A bit of recent research confirmed what I’ve seen for many years: Power corrupts thinking. As reported in the Harvard Business Review, “feelings of power prompt leaders to verbally dominate and to resist others’ ideas,” resulting in a 17 percent decline in goal attainment. That’s a big deal! What CEO can afford to have that kind of deficit? Perhaps one who feels really powerful!
In my experience, this feeling of power doesn’t happen overnight. It’s much less like a flu virus and more like obesity. It takes a lot of Cheetos and time to get fat and you don’t develop a powerful self-image overnight.
I’ve written about the challenge of being certain rather than just confident. Donald Rumsfeld and Hugo Chávez were certain. Ronald Reagan and Abraham Lincoln were confident.
Feeling powerful is one part position, one part genetic and two parts experiential. By definition, CEOs have position authority, and most also have the genetic material to be confident. The experiential part is what can be managed.
If you surround yourself with people who usually say yes, you’ll feel powerful. If you have no systematized way to get feedback about your performance, you’ll become powerful by breathing your own exhaust. If you don’t own failure, you’ll definitively have at least a 17 percent disadvantage. (If you truly believe you’ve never failed, you’re powerfully hopeless.)
The anecdotes to feeling powerful all involve some pain. (Please note, those of you who suffer from lack of self-esteem or confidence need another course of action!) You have to get your butt kicked occasionally (though utter humiliation has very negative impact). You need some people on your team who call bull hockey when they see it, and you can’t beat them up for it! Get a coach to sit in your team meetings and give you honest feedback about your performance. Make sure you don’t live in a bubble. Get out to the warehouse, talk with some customers, hell — go undercover if you have a good disguise. But don’t sit on mahogany row and allow your loyal assistant to deflect the tough messages.

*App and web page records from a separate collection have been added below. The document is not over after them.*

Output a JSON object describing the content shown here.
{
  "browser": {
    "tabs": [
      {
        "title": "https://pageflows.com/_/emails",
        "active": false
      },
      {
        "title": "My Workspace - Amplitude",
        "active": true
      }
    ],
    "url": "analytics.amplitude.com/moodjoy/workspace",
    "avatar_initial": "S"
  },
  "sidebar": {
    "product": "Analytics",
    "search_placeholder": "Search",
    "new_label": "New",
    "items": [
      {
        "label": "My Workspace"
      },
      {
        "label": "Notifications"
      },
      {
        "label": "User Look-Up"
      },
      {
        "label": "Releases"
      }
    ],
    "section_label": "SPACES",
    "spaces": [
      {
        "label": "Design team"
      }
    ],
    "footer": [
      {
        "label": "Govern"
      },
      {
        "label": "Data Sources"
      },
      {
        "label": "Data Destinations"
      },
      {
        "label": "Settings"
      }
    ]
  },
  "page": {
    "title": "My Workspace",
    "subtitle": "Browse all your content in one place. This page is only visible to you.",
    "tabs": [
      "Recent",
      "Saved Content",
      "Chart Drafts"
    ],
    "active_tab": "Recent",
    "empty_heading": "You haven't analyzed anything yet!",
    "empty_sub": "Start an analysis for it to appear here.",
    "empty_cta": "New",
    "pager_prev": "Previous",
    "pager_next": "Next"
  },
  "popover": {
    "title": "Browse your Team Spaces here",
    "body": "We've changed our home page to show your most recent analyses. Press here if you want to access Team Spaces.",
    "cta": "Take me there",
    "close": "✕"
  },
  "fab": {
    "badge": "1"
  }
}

Many years ago, I was CEO of a midsize company and had two private equity partners on my board. I grew weary of what I thought were silly questions and maneuvered to get them “under my thumb.” Another board member wisely and kindly took me to lunch and noted that I’d done a masterful job of putting them in their place but was now in great danger of making a big mistake. He was absolutely right. I left lunch feeling less powerful but more confident.